Even Smart Characters Make Dumb Mistakes
by Jason Black
We writers spend a lot of effort making sure our characters act smart. After all, a certain intelligence and cleverness goes hand-in-hand with being a protagonist. Exceptions (Forrest Gump) are rare. This goes double for antagonists; a dumb antagonist is too easy to defeat, and where’s the drama in that?
Except sometimes we need our characters to make mistakes. Perfect characters are boring to read. Mistakes tend to make a character’s situation worse, which heightens the drama and tension in your story. A sudden mistake can make readers gasp in alarm. A mistake the reader sees coming but the character doesn’t can make us laugh or cringe.
The question is, how can your smart characters do dumb things without undermining the reader’s general faith in their intelligence? Fortunately, it’s the way the character makes the mistake—not the mistake itself—that affects the character’s portrayal. All you really need is a good reason for the mistake. Here are three common reasons people fall prey to all the time.
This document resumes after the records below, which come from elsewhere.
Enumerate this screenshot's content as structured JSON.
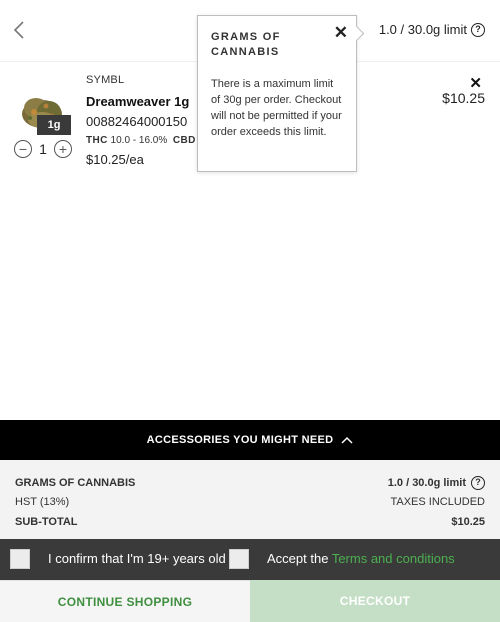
{
  "header": {
    "back_icon": "chevron-left-icon",
    "limit_text": "1.0 / 30.0g limit",
    "info_icon": "info-icon"
  },
  "cart_item": {
    "brand": "SYMBL",
    "name": "Dreamweaver 1g",
    "sku": "00882464000150",
    "thc_label": "THC",
    "thc_value": "10.0 - 16.0%",
    "cbd_label": "CBD",
    "unit_price": "$10.25/ea",
    "weight_badge": "1g",
    "quantity": "1",
    "line_price": "$10.25",
    "remove_icon": "close-icon",
    "minus_icon": "minus-circle-icon",
    "plus_icon": "plus-circle-icon"
  },
  "tooltip": {
    "title": "GRAMS OF CANNABIS",
    "body": "There is a maximum limit of 30g per order. Checkout will not be permitted if your order exceeds this limit.",
    "close_icon": "close-icon"
  },
  "accessories": {
    "label": "ACCESSORIES YOU MIGHT NEED",
    "icon": "chevron-up-icon"
  },
  "summary": {
    "grams_label": "GRAMS OF CANNABIS",
    "grams_value": "1.0 / 30.0g limit",
    "tax_label": "HST (13%)",
    "tax_value": "TAXES INCLUDED",
    "subtotal_label": "SUB-TOTAL",
    "subtotal_value": "$10.25"
  },
  "confirm": {
    "age_text": "I confirm that I'm 19+ years old",
    "accept_prefix": "Accept the",
    "terms_link": "Terms and conditions"
  },
  "actions": {
    "continue_label": "CONTINUE SHOPPING",
    "checkout_label": "CHECKOUT"
  },
  "colors": {
    "accent_green": "#4caf50",
    "continue_text": "#3f8f3f",
    "checkout_disabled": "#c4dfc6",
    "dark_bar": "#3a3a3a"
  }
}
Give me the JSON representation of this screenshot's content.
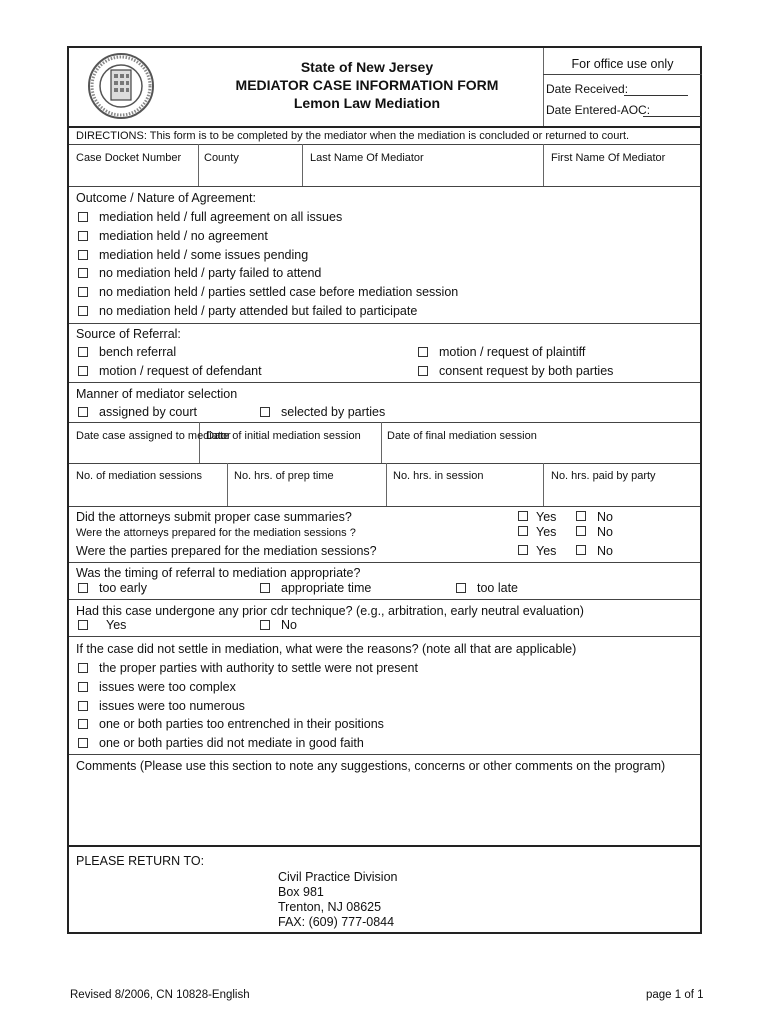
{
  "header": {
    "line1": "State of New Jersey",
    "line2": "MEDIATOR CASE INFORMATION FORM",
    "line3": "Lemon Law Mediation",
    "seal_icon": "court-seal-icon"
  },
  "office": {
    "title": "For office use only",
    "date_received": "Date Received:",
    "date_entered": "Date Entered-AOC:"
  },
  "directions": "DIRECTIONS:  This form is to be completed by the mediator when the mediation is concluded or returned to court.",
  "case_fields": [
    "Case Docket Number",
    "County",
    "Last Name Of Mediator",
    "First Name Of Mediator"
  ],
  "outcome": {
    "label": "Outcome / Nature of Agreement:",
    "options": [
      "mediation held / full agreement on all issues",
      "mediation held / no agreement",
      "mediation held / some issues pending",
      "no mediation held / party failed to attend",
      "no mediation held / parties settled case before mediation session",
      "no mediation held / party attended but failed to participate"
    ]
  },
  "referral": {
    "label": "Source of Referral:",
    "options": [
      "bench referral",
      "motion / request of plaintiff",
      "motion / request of defendant",
      "consent request by both parties"
    ]
  },
  "selection": {
    "label": "Manner of mediator selection",
    "options": [
      "assigned by court",
      "selected by parties"
    ]
  },
  "dates": [
    "Date case assigned to mediator",
    "Date of initial mediation session",
    "Date of final mediation session"
  ],
  "hours": [
    "No. of mediation sessions",
    "No. hrs. of prep time",
    "No. hrs. in session",
    "No. hrs. paid by party"
  ],
  "questions": [
    {
      "text": "Did the attorneys submit proper case summaries?",
      "yes": "Yes",
      "no": "No"
    },
    {
      "text": "Were the attorneys prepared for the mediation sessions ?",
      "yes": "Yes",
      "no": "No"
    },
    {
      "text": "Were the parties prepared for the mediation sessions?",
      "yes": "Yes",
      "no": "No"
    }
  ],
  "timing": {
    "label": "Was the timing of referral to mediation appropriate?",
    "options": [
      "too early",
      "appropriate time",
      "too late"
    ]
  },
  "prior": {
    "label": "Had this case undergone any prior cdr technique? (e.g., arbitration, early neutral evaluation)",
    "options": [
      "Yes",
      "No"
    ]
  },
  "reasons": {
    "label": "If the case did not settle in mediation, what were the reasons? (note all that are applicable)",
    "options": [
      "the proper parties with authority to settle were not present",
      "issues were too complex",
      "issues were too numerous",
      "one or both parties too entrenched in their positions",
      "one or both parties did not mediate in good faith"
    ]
  },
  "comments": {
    "label": "Comments (Please use this section to note any suggestions, concerns or other comments on the program)"
  },
  "return": {
    "label": "PLEASE RETURN TO:",
    "lines": [
      "Civil Practice Division",
      "Box 981",
      "Trenton, NJ 08625",
      "FAX: (609) 777-0844"
    ]
  },
  "footer": {
    "left": "Revised 8/2006, CN 10828-English",
    "right": "page 1 of 1"
  }
}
The bandwagon effect
Did your mother ever ask you, “If all your friends jumped off a bridge, would you do it too?” Of course you wouldn’t; that’s obviously a bad idea. But the world is a complicated place, and often it’s not so easy to make those choices. So we look for shortcuts. One is to use other people’s behavior as a proxy for our own thinking.
For example, if we see two restaurants side by side, and only one has a line of people at the door waiting to get in, we’re likely to conclude that one is the better of the two restaurants. But maybe it’s not. Maybe it’s an awful grease-pit, about to be shut down by the health department, but the owners decided to go out with a bang by holding a “5-cent beer night” special and putting up flyers all over the local college campus.
That’s the bandwagon effect, and it can be quite powerful. It can readily overwhelm rational decision making with emotional decision making. See if there’s a crowd you can create in your novel that you could use to sucker your protagonist into a bad decision. It doesn’t have to be a big one. Even a small crowd of one or two people the character respects can be enough.
The isolation effect
This is confusing the ease of remembering examples of some event with the actual likelihood of it happening. Our gut feeling of whether something is likely or unlikely to happen has more to do with whether we can easily remember experiencing or hearing about it before. When those easily-accessed memories are also highly emotional ones, they have enormous ability to influence behavior.
Thus, you can manipulate your character into making plausible yet irrational decisions by means of emotionally charged memories—ones that will be easy for the character to remember—but that bias the character away from the sensible choice.
Imagine your character witnesses a crime. We all know the smart thing to do is report it to the police. But that might mess up your whole plot, if the police get involved too early. Why not put a bad police experience into the character’s backstory? Maybe when the character was a kid, his dad had a similar experience, did the smart thing, but then ended up being treated as a suspect too. Maybe the cops showed up at the dad’s place of business, asked a bunch of baseless and embarrassing questions, which caused the dad to lose his job and the family to lose their home. A character with this backstory might well fall sway to the isolation effect and, by over-estimating the risk of being falsely accused, choose not to go to the cops.
Confirmation bias is the tendency to interpret new information in support of what you want to believe. For example, imagine you get it into your head that now is a good time to refinance your house. Well, maybe it is and maybe it isn’t; you’ll have to do the math to really know. But let’s say you turn on the news and hear that the Fed’s prime interest rate just went down by a quarter of a point. You’re likely to think “Ooh, lower rates! I’m going to call the bank right now!” On the other hand, let’s say instead that the Fed’s prime interest rate just went up by a quarter of a point. You’re likely to think “Ooh, I’d better call the bank now, before the rates go up too much!”
It didn’t matter what the actual news was. The evidence—any evidence—got twisted to support the conclusion you already wanted to make. That’s confirmation bias.
The great thing about confirmation bias for novelists is that it works so very well with ambiguous information. Which, let’s face it, is about 99% of what we encounter in our lives. So when you have a character on the brink of making a bad decision you need them to make, all you need to do is drop some new piece of ambiguous information on them, and watch them interpret it (or misinterpret it) to support the bad decision.
The other fun thing you can do with confirmation bias, depending on your book’s point of view, is to let the reader believe something different than the character. Create a situation in which the reader can interpret the ambiguous evidence in the opposite way as the character. In that way the reader can watch the character shoot himself in the foot while still fully understanding why the character makes the wrong choice.
Those are just three common patterns for bad thinking. Google up a list of logical fallacies, and with a little thought you’ll see dozens of other ways to have your smart characters make dumb decisions.